— EXERCISE DIRECTIONS —
Within these entries, which lines include the string "avatar"? Copy each one.

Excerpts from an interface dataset
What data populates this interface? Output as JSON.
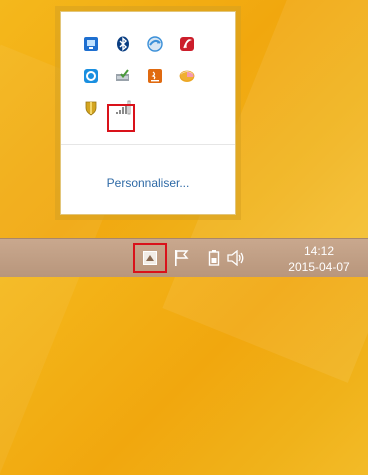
{
  "tray_popup": {
    "customize_label": "Personnaliser...",
    "icons": [
      {
        "name": "monitor-app-icon",
        "color": "#1e6fd0"
      },
      {
        "name": "bluetooth-icon",
        "color": "#0a3e82"
      },
      {
        "name": "sync-globe-icon",
        "color": "#3a8fd8"
      },
      {
        "name": "acrobat-updater-icon",
        "color": "#cc1e2b"
      },
      {
        "name": "cloud-sync-icon",
        "color": "#1a8fe0"
      },
      {
        "name": "safely-remove-hardware-icon",
        "color": "#4a9a3a"
      },
      {
        "name": "java-update-icon",
        "color": "#e06a10"
      },
      {
        "name": "disk-pie-icon",
        "color": "#f0b030"
      },
      {
        "name": "security-shield-icon",
        "color": "#d4a520"
      },
      {
        "name": "network-signal-icon",
        "color": "#8a8a8a"
      }
    ]
  },
  "taskbar": {
    "time": "14:12",
    "date": "2015-04-07"
  },
  "colors": {
    "highlight": "#d9121a",
    "wallpaper": "#f2b21a",
    "taskbar": "#bf9c82",
    "link": "#2f6aa6"
  }
}
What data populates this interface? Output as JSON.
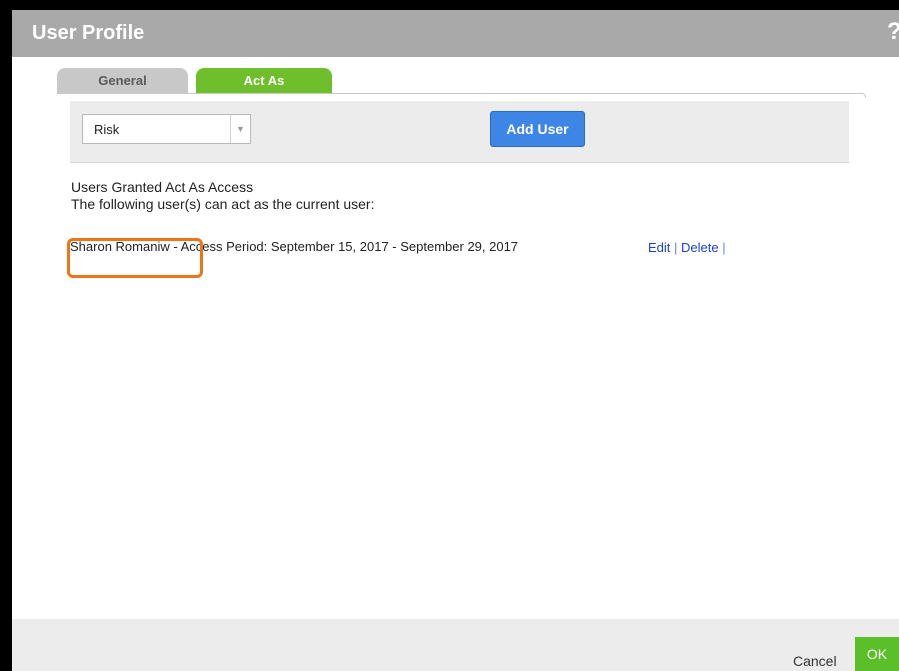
{
  "dialog": {
    "title": "User Profile",
    "help_label": "?"
  },
  "tabs": [
    {
      "label": "General",
      "selected": false
    },
    {
      "label": "Act As",
      "selected": true
    }
  ],
  "toolbar": {
    "select_value": "Risk",
    "select_arrow": "▼",
    "add_user_label": "Add User"
  },
  "section": {
    "title": "Users Granted Act As Access",
    "subtitle": "The following user(s) can act as the current user:"
  },
  "users": [
    {
      "name": "Sharon Romaniw",
      "separator": " - ",
      "period": "Access Period: September 15, 2017 - September 29, 2017",
      "edit_label": "Edit",
      "delete_label": "Delete"
    }
  ],
  "footer": {
    "cancel_label": "Cancel",
    "ok_label": "OK"
  },
  "colors": {
    "active_tab": "#6fbf2d",
    "add_user_button": "#3d86e6",
    "ok_button": "#5bbf2a",
    "highlight": "#ee7418",
    "link": "#1a3fd8"
  }
}
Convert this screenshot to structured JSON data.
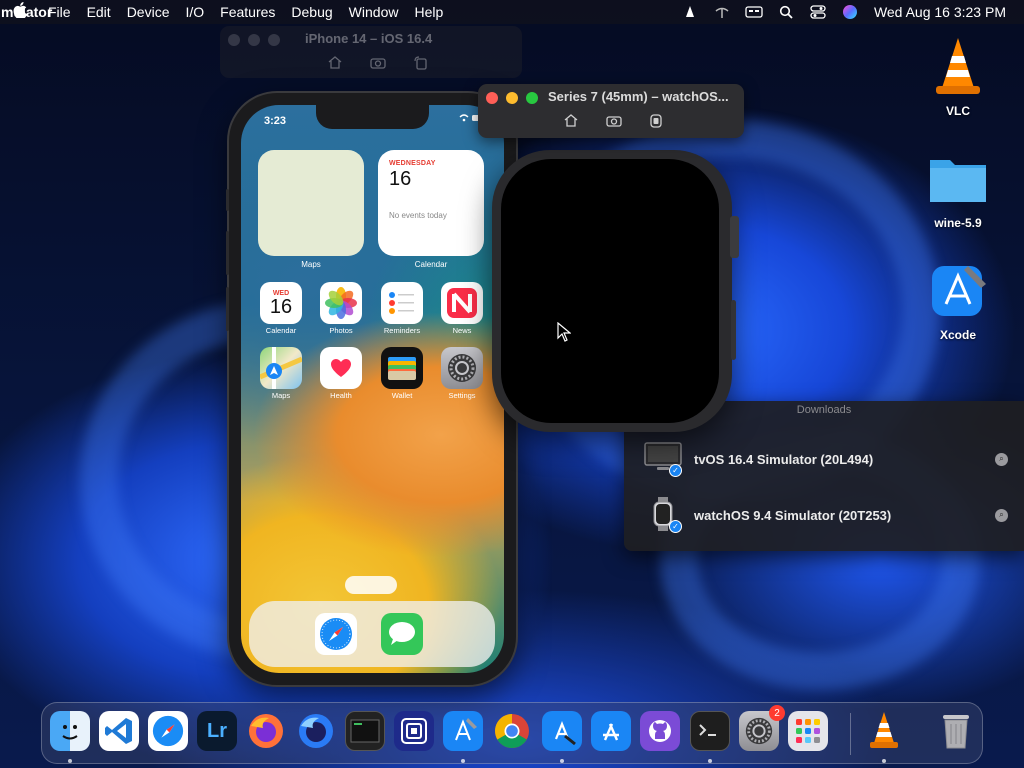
{
  "menubar": {
    "app_name": "Simulator",
    "items": [
      "File",
      "Edit",
      "Device",
      "I/O",
      "Features",
      "Debug",
      "Window",
      "Help"
    ],
    "clock": "Wed Aug 16  3:23 PM"
  },
  "iphone_window": {
    "title": "iPhone 14 – iOS 16.4",
    "status_time": "3:23",
    "widgets": {
      "maps_label": "Maps",
      "calendar_label": "Calendar",
      "calendar_day": "WEDNESDAY",
      "calendar_date": "16",
      "calendar_events": "No events today"
    },
    "apps": [
      {
        "label": "Calendar",
        "day": "WED",
        "date": "16"
      },
      {
        "label": "Photos"
      },
      {
        "label": "Reminders"
      },
      {
        "label": "News"
      },
      {
        "label": "Maps"
      },
      {
        "label": "Health"
      },
      {
        "label": "Wallet"
      },
      {
        "label": "Settings"
      }
    ],
    "dock_apps": [
      "safari-icon",
      "messages-icon"
    ]
  },
  "watch_window": {
    "title": "Series 7 (45mm) – watchOS..."
  },
  "downloads": {
    "title": "Downloads",
    "items": [
      {
        "name": "tvOS 16.4 Simulator (20L494)",
        "icon": "appletv-icon"
      },
      {
        "name": "watchOS 9.4 Simulator (20T253)",
        "icon": "watch-icon"
      }
    ]
  },
  "desktop": {
    "icons": [
      {
        "label": "VLC"
      },
      {
        "label": "wine-5.9"
      },
      {
        "label": "Xcode"
      }
    ]
  },
  "dock": {
    "apps": [
      "finder",
      "vscode",
      "safari",
      "lightroom",
      "firefox",
      "firefox-dev",
      "terminal-mini",
      "simulator-launcher",
      "xcode",
      "chrome",
      "instruments",
      "app-store",
      "github-desktop",
      "terminal",
      "system-settings",
      "launchpad",
      "vlc",
      "trash"
    ],
    "system_settings_badge": "2",
    "lightroom_text": "Lr"
  },
  "colors": {
    "accent": "#1a86f5",
    "close": "#ff5f57",
    "minimize": "#febc2e",
    "zoom": "#28c840"
  }
}
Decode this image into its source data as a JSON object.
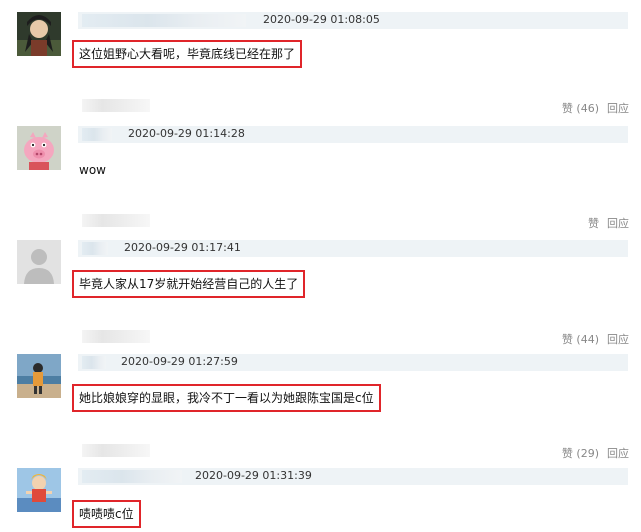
{
  "comments": [
    {
      "date": "2020-09-29 01:08:05",
      "text": "这位姐野心大看呢，毕竟底线已经在那了",
      "avatar": "anime-character-avatar"
    },
    {
      "date": "2020-09-29 01:14:28",
      "text": "wow",
      "avatar": "pink-pig-avatar",
      "likes_label": "赞 (46)",
      "reply_label": "回应"
    },
    {
      "date": "2020-09-29 01:17:41",
      "text": "毕竟人家从17岁就开始经营自己的人生了",
      "avatar": "default-user-avatar",
      "likes_label": "赞",
      "reply_label": "回应"
    },
    {
      "date": "2020-09-29 01:27:59",
      "text": "她比娘娘穿的显眼，我冷不丁一看以为她跟陈宝国是c位",
      "avatar": "beach-photo-avatar",
      "likes_label": "赞 (44)",
      "reply_label": "回应"
    },
    {
      "date": "2020-09-29 01:31:39",
      "text": "啧啧啧c位",
      "avatar": "cartoon-figure-avatar",
      "likes_label": "赞 (29)",
      "reply_label": "回应"
    }
  ],
  "colors": {
    "highlight_border": "#e0252a",
    "name_bar": "#eef3f6",
    "action_text": "#888888"
  }
}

— REPLY —
      "avatar": "anime-character-avatar"
      "avatar": "pink-pig-avatar",
      "avatar": "default-user-avatar",
      "avatar": "beach-photo-avatar",
      "avatar": "cartoon-figure-avatar",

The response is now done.